The politician winced at the mispronunciation of his name. ’To take notes,’ he replied slowly. ‘We need to take minutes from the meeting. Just like we did last week and the week before.’ He didn’t intend to be patronising however he hadn’t come across anyone quite like Tanka before and still didn’t really know how to deal with him.
‘Why?’ Tanka asked innocently.
‘So that we don’t forget what we’ve talked about. Otherwise there would be no point in meeting every week.’
‘Because we’d just talk about the same thing every time and not get anywhere.’
‘Oh.’ Tanka paused to think about this for a moment. ‘Why?’
Sensing that the old man was getting wound up, Senti stepped in before he lost it completely. ‘Come on now, Tanka, don’t ask so many questions. Sure, he didn’t come here to be interrogated by you now.’
Gurta walked back from the bar carrying the two drinks and settled himself down with the others. ‘All right then, where did we get to last week?’
Raglyn cleared his throat and began to read.
Meanwhile, outside in the courtyard, a young man stood motionless at the foot of the steps. He had been tracking the politician secretly for over twenty minutes; it hadn’t been easy because the old man was wary but the boy had always been good at being invisible.
His name was Branga and he had grown up on the streets of Rektor with no family to speak of. He had battled all his life for survival, which generally meant stealing food and other items, so being inconspicuous was an essential part of his livelihood.
He now stood on the overgrown terrace cursing at the bitter wind blowing through his threadbare trousers. He stared at the small wooden door in front of him. The latch on the inside was down, but this was no barrier to him.
With the practised ease of someone who was well accustomed to gaining entry without an invitation, he took a thin stick and eased it through the narrow gap between the door and the frame.

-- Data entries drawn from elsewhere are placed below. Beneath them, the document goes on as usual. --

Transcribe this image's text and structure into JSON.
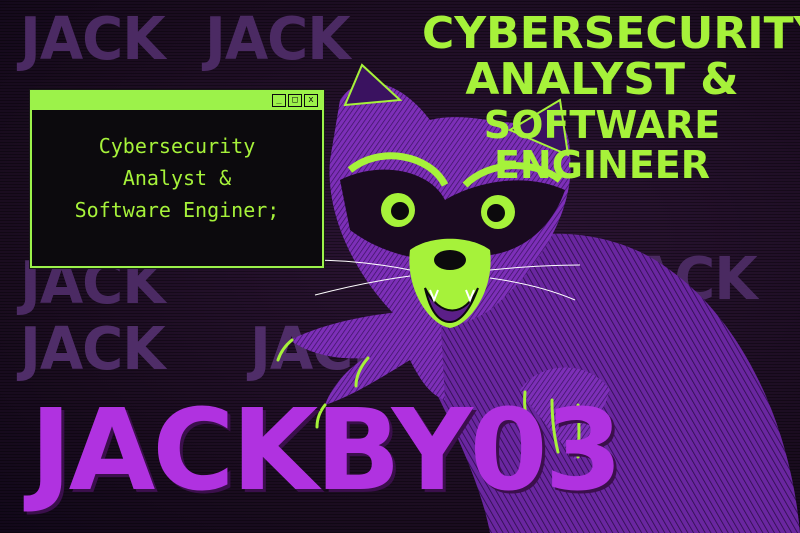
{
  "background_words": [
    "JACK",
    "JACK",
    "JACK",
    "JACK",
    "JACK",
    "JACK"
  ],
  "title": {
    "line1": "CYBERSECURITY",
    "line2": "ANALYST &",
    "line3": "SOFTWARE",
    "line4": "ENGINEER"
  },
  "terminal": {
    "buttons": {
      "minimize": "_",
      "maximize": "□",
      "close": "x"
    },
    "lines": [
      "Cybersecurity",
      "Analyst &",
      "Software Enginer;"
    ]
  },
  "brand": "JACKBY03",
  "colors": {
    "accent_green": "#a6f23a",
    "brand_purple": "#b032e0",
    "background": "#1f0f24",
    "bg_text": "#4b2a63"
  },
  "mascot": "raccoon"
}
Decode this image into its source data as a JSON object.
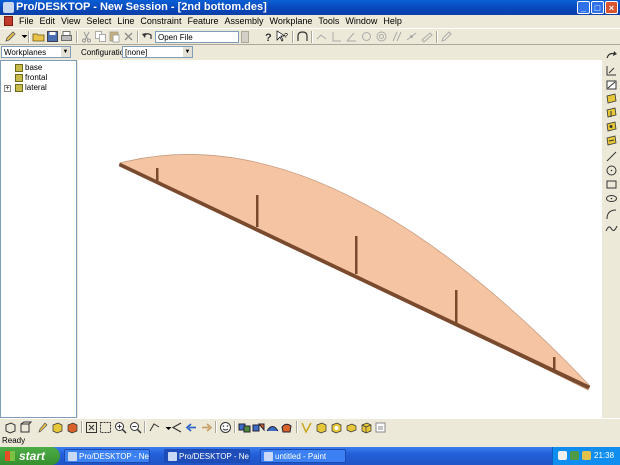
{
  "window": {
    "title": "Pro/DESKTOP - New Session - [2nd bottom.des]",
    "controls": [
      "_",
      "□",
      "×"
    ]
  },
  "menubar": {
    "items": [
      "File",
      "Edit",
      "View",
      "Select",
      "Line",
      "Constraint",
      "Feature",
      "Assembly",
      "Workplane",
      "Tools",
      "Window",
      "Help"
    ]
  },
  "toolbar": {
    "open_file_label": "Open File"
  },
  "left_panel": {
    "selector_value": "Workplanes",
    "tree": [
      {
        "label": "base",
        "expandable": false
      },
      {
        "label": "frontal",
        "expandable": false
      },
      {
        "label": "lateral",
        "expandable": true
      }
    ]
  },
  "configuration": {
    "label": "Configuration:",
    "value": "[none]"
  },
  "model": {
    "fill_color": "#f5c4a3",
    "edge_color": "#7a4a2e"
  },
  "status": {
    "text": "Ready"
  },
  "taskbar": {
    "start_label": "start",
    "tasks": [
      {
        "label": "Pro/DESKTOP - New ...",
        "active": false
      },
      {
        "label": "Pro/DESKTOP - New ...",
        "active": true
      },
      {
        "label": "untitled - Paint",
        "active": false
      }
    ],
    "clock": "21:38"
  },
  "icons": {
    "right_toolbar": [
      "rotate-icon",
      "dimension-icon",
      "sketch-icon",
      "workplane-yellow-icon",
      "workplane-select-icon",
      "workplane-edit-icon",
      "workplane-new-icon",
      "line-icon",
      "circle-icon",
      "rectangle-icon",
      "ellipse-icon",
      "arc-icon",
      "spline-icon"
    ],
    "bottom_toolbar": [
      "view-iso-icon",
      "view-front-icon",
      "view-edit-icon",
      "shaded-icon",
      "render-icon",
      "zoom-fit-icon",
      "zoom-window-icon",
      "zoom-in-icon",
      "zoom-out-icon",
      "pan-icon",
      "previous-view-icon",
      "back-icon",
      "forward-icon",
      "face-icon",
      "design-icon",
      "assembly-icon",
      "component-icon",
      "material-icon",
      "feature-icon",
      "box-icon",
      "shape-icon",
      "sheet-icon",
      "cube-icon",
      "refresh-icon"
    ]
  }
}
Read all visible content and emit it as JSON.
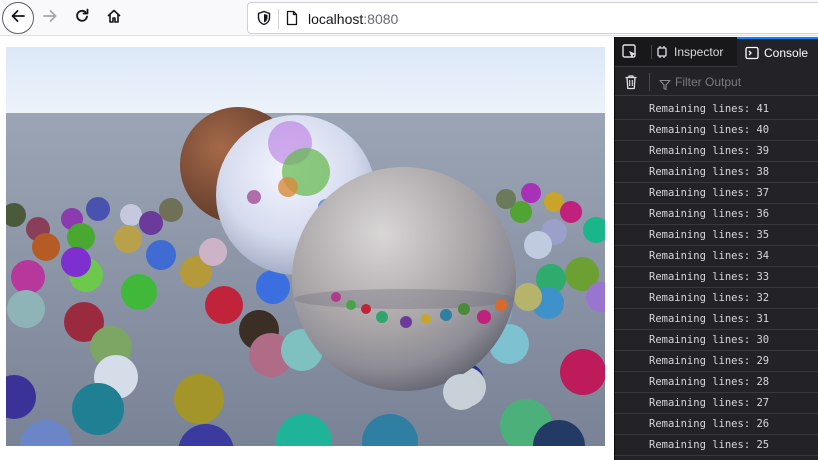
{
  "browser": {
    "url_host": "localhost",
    "url_port": ":8080",
    "icons": [
      "back-icon",
      "forward-icon",
      "reload-icon",
      "home-icon",
      "shield-icon",
      "page-icon"
    ]
  },
  "devtools": {
    "tabs": [
      {
        "label": "Inspector",
        "icon": "inspector-icon"
      },
      {
        "label": "Console",
        "icon": "console-icon",
        "active": true
      }
    ],
    "filter_placeholder": "Filter Output",
    "accent_color": "#0a84ff",
    "console_lines": [
      "Remaining lines: 41",
      "Remaining lines: 40",
      "Remaining lines: 39",
      "Remaining lines: 38",
      "Remaining lines: 37",
      "Remaining lines: 36",
      "Remaining lines: 35",
      "Remaining lines: 34",
      "Remaining lines: 33",
      "Remaining lines: 32",
      "Remaining lines: 31",
      "Remaining lines: 30",
      "Remaining lines: 29",
      "Remaining lines: 28",
      "Remaining lines: 27",
      "Remaining lines: 26",
      "Remaining lines: 25"
    ]
  },
  "render_image": {
    "subject": "ray-traced scene of many small colored spheres with large glass, brown and metal spheres"
  }
}
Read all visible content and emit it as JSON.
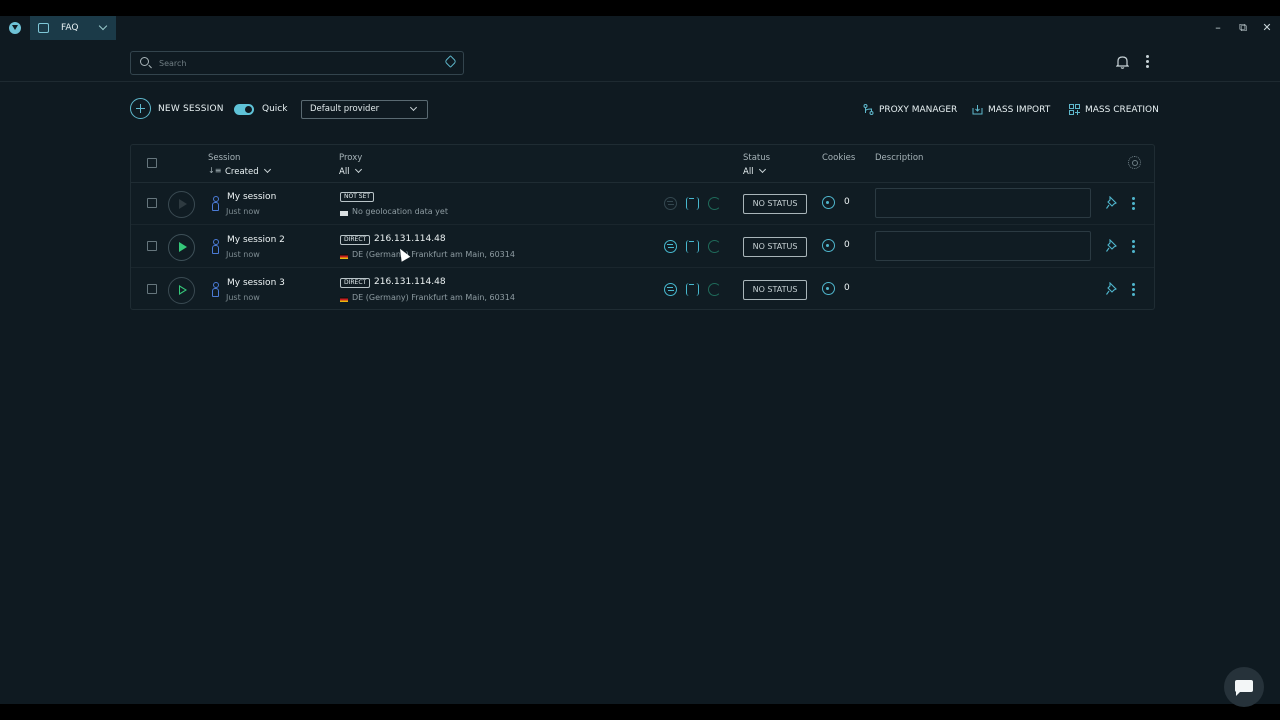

Sliding the twig upwards, he lifted the metal latch gently and quietly and then wrapped his other hand around the door-handle. He held his breath and pushed.
And the door swung open.